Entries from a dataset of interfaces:
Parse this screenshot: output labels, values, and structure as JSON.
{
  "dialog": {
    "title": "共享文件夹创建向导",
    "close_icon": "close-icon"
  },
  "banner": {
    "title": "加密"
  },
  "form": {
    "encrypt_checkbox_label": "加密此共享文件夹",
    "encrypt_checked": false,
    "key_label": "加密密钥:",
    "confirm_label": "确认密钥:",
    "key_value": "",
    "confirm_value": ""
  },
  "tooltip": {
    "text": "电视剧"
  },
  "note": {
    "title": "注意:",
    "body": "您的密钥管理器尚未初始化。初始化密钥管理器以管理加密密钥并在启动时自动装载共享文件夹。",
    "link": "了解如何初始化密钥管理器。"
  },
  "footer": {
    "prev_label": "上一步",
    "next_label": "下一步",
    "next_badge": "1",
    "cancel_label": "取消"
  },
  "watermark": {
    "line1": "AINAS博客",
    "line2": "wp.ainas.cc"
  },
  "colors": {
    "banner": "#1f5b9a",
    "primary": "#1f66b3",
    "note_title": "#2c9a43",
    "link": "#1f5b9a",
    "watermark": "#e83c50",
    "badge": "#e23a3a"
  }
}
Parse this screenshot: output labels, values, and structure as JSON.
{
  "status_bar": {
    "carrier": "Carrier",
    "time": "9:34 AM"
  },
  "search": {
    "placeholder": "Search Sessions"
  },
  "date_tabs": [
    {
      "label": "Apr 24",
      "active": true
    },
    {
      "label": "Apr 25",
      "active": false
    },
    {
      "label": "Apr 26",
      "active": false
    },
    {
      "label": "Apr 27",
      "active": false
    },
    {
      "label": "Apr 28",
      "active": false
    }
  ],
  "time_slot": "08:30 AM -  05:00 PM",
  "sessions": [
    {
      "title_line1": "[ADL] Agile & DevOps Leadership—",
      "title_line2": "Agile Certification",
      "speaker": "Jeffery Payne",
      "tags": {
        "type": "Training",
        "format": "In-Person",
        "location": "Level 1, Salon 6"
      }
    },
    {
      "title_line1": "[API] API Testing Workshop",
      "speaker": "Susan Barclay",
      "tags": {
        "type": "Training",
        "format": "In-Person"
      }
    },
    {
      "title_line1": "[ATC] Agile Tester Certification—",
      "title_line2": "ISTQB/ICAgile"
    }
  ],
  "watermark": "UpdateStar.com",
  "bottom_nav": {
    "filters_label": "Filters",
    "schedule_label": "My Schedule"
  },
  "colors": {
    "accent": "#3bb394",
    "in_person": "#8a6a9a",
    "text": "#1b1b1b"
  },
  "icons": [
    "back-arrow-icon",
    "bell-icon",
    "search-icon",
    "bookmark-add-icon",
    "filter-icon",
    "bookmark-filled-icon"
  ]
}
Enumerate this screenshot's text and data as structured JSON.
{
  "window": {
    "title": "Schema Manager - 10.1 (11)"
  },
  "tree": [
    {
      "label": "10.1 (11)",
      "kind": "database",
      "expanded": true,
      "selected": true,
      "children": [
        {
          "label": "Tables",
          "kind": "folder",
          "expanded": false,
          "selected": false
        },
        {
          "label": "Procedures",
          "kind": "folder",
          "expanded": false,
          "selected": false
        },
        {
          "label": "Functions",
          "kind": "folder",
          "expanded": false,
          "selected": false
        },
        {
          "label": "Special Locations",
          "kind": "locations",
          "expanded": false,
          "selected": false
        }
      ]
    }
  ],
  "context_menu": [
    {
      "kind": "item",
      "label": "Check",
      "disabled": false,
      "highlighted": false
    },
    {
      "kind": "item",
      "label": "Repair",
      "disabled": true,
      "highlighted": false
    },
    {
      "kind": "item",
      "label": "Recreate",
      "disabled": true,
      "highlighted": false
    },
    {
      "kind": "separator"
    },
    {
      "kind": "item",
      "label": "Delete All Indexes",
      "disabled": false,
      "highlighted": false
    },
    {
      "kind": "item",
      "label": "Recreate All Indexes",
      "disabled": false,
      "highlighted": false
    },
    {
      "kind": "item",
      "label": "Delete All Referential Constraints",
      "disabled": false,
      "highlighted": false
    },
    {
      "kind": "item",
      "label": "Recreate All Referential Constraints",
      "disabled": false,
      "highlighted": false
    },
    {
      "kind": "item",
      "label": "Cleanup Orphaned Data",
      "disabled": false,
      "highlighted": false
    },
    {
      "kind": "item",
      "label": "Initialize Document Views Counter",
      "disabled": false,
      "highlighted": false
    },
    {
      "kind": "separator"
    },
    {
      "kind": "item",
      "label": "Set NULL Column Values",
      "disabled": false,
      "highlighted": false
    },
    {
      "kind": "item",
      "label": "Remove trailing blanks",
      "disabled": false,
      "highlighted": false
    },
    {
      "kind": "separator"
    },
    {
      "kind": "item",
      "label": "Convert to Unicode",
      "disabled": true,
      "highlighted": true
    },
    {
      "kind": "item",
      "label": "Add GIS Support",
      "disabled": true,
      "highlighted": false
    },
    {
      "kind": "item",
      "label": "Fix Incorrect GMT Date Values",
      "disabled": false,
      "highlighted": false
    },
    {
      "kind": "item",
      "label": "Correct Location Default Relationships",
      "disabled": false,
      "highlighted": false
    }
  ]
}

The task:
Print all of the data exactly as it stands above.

Response:
Parse this screenshot: output labels, values, and structure as JSON.
{
  "dialog": {
    "title": "共享文件夹创建向导",
    "close_icon": "close-icon"
  },
  "banner": {
    "title": "加密"
  },
  "form": {
    "encrypt_checkbox_label": "加密此共享文件夹",
    "encrypt_checked": false,
    "key_label": "加密密钥:",
    "confirm_label": "确认密钥:",
    "key_value": "",
    "confirm_value": ""
  },
  "tooltip": {
    "text": "电视剧"
  },
  "note": {
    "title": "注意:",
    "body": "您的密钥管理器尚未初始化。初始化密钥管理器以管理加密密钥并在启动时自动装载共享文件夹。",
    "link": "了解如何初始化密钥管理器。"
  },
  "footer": {
    "prev_label": "上一步",
    "next_label": "下一步",
    "next_badge": "1",
    "cancel_label": "取消"
  },
  "watermark": {
    "line1": "AINAS博客",
    "line2": "wp.ainas.cc"
  },
  "colors": {
    "banner": "#1f5b9a",
    "primary": "#1f66b3",
    "note_title": "#2c9a43",
    "link": "#1f5b9a",
    "watermark": "#e83c50",
    "badge": "#e23a3a"
  }
}
Parse this screenshot: output labels, values, and structure as JSON.
{
  "status_bar": {
    "carrier": "Carrier",
    "time": "9:34 AM"
  },
  "search": {
    "placeholder": "Search Sessions"
  },
  "date_tabs": [
    {
      "label": "Apr 24",
      "active": true
    },
    {
      "label": "Apr 25",
      "active": false
    },
    {
      "label": "Apr 26",
      "active": false
    },
    {
      "label": "Apr 27",
      "active": false
    },
    {
      "label": "Apr 28",
      "active": false
    }
  ],
  "time_slot": "08:30 AM -  05:00 PM",
  "sessions": [
    {
      "title_line1": "[ADL] Agile & DevOps Leadership—",
      "title_line2": "Agile Certification",
      "speaker": "Jeffery Payne",
      "tags": {
        "type": "Training",
        "format": "In-Person",
        "location": "Level 1, Salon 6"
      }
    },
    {
      "title_line1": "[API] API Testing Workshop",
      "speaker": "Susan Barclay",
      "tags": {
        "type": "Training",
        "format": "In-Person"
      }
    },
    {
      "title_line1": "[ATC] Agile Tester Certification—",
      "title_line2": "ISTQB/ICAgile"
    }
  ],
  "watermark": "UpdateStar.com",
  "bottom_nav": {
    "filters_label": "Filters",
    "schedule_label": "My Schedule"
  },
  "colors": {
    "accent": "#3bb394",
    "in_person": "#8a6a9a",
    "text": "#1b1b1b"
  },
  "icons": [
    "back-arrow-icon",
    "bell-icon",
    "search-icon",
    "bookmark-add-icon",
    "filter-icon",
    "bookmark-filled-icon"
  ]
}
Enumerate this screenshot's text and data as structured JSON.
{
  "window": {
    "title": "Schema Manager - 10.1 (11)"
  },
  "tree": [
    {
      "label": "10.1 (11)",
      "kind": "database",
      "expanded": true,
      "selected": true,
      "children": [
        {
          "label": "Tables",
          "kind": "folder",
          "expanded": false,
          "selected": false
        },
        {
          "label": "Procedures",
          "kind": "folder",
          "expanded": false,
          "selected": false
        },
        {
          "label": "Functions",
          "kind": "folder",
          "expanded": false,
          "selected": false
        },
        {
          "label": "Special Locations",
          "kind": "locations",
          "expanded": false,
          "selected": false
        }
      ]
    }
  ],
  "context_menu": [
    {
      "kind": "item",
      "label": "Check",
      "disabled": false,
      "highlighted": false
    },
    {
      "kind": "item",
      "label": "Repair",
      "disabled": true,
      "highlighted": false
    },
    {
      "kind": "item",
      "label": "Recreate",
      "disabled": true,
      "highlighted": false
    },
    {
      "kind": "separator"
    },
    {
      "kind": "item",
      "label": "Delete All Indexes",
      "disabled": false,
      "highlighted": false
    },
    {
      "kind": "item",
      "label": "Recreate All Indexes",
      "disabled": false,
      "highlighted": false
    },
    {
      "kind": "item",
      "label": "Delete All Referential Constraints",
      "disabled": false,
      "highlighted": false
    },
    {
      "kind": "item",
      "label": "Recreate All Referential Constraints",
      "disabled": false,
      "highlighted": false
    },
    {
      "kind": "item",
      "label": "Cleanup Orphaned Data",
      "disabled": false,
      "highlighted": false
    },
    {
      "kind": "item",
      "label": "Initialize Document Views Counter",
      "disabled": false,
      "highlighted": false
    },
    {
      "kind": "separator"
    },
    {
      "kind": "item",
      "label": "Set NULL Column Values",
      "disabled": false,
      "highlighted": false
    },
    {
      "kind": "item",
      "label": "Remove trailing blanks",
      "disabled": false,
      "highlighted": false
    },
    {
      "kind": "separator"
    },
    {
      "kind": "item",
      "label": "Convert to Unicode",
      "disabled": true,
      "highlighted": true
    },
    {
      "kind": "item",
      "label": "Add GIS Support",
      "disabled": true,
      "highlighted": false
    },
    {
      "kind": "item",
      "label": "Fix Incorrect GMT Date Values",
      "disabled": false,
      "highlighted": false
    },
    {
      "kind": "item",
      "label": "Correct Location Default Relationships",
      "disabled": false,
      "highlighted": false
    }
  ]
}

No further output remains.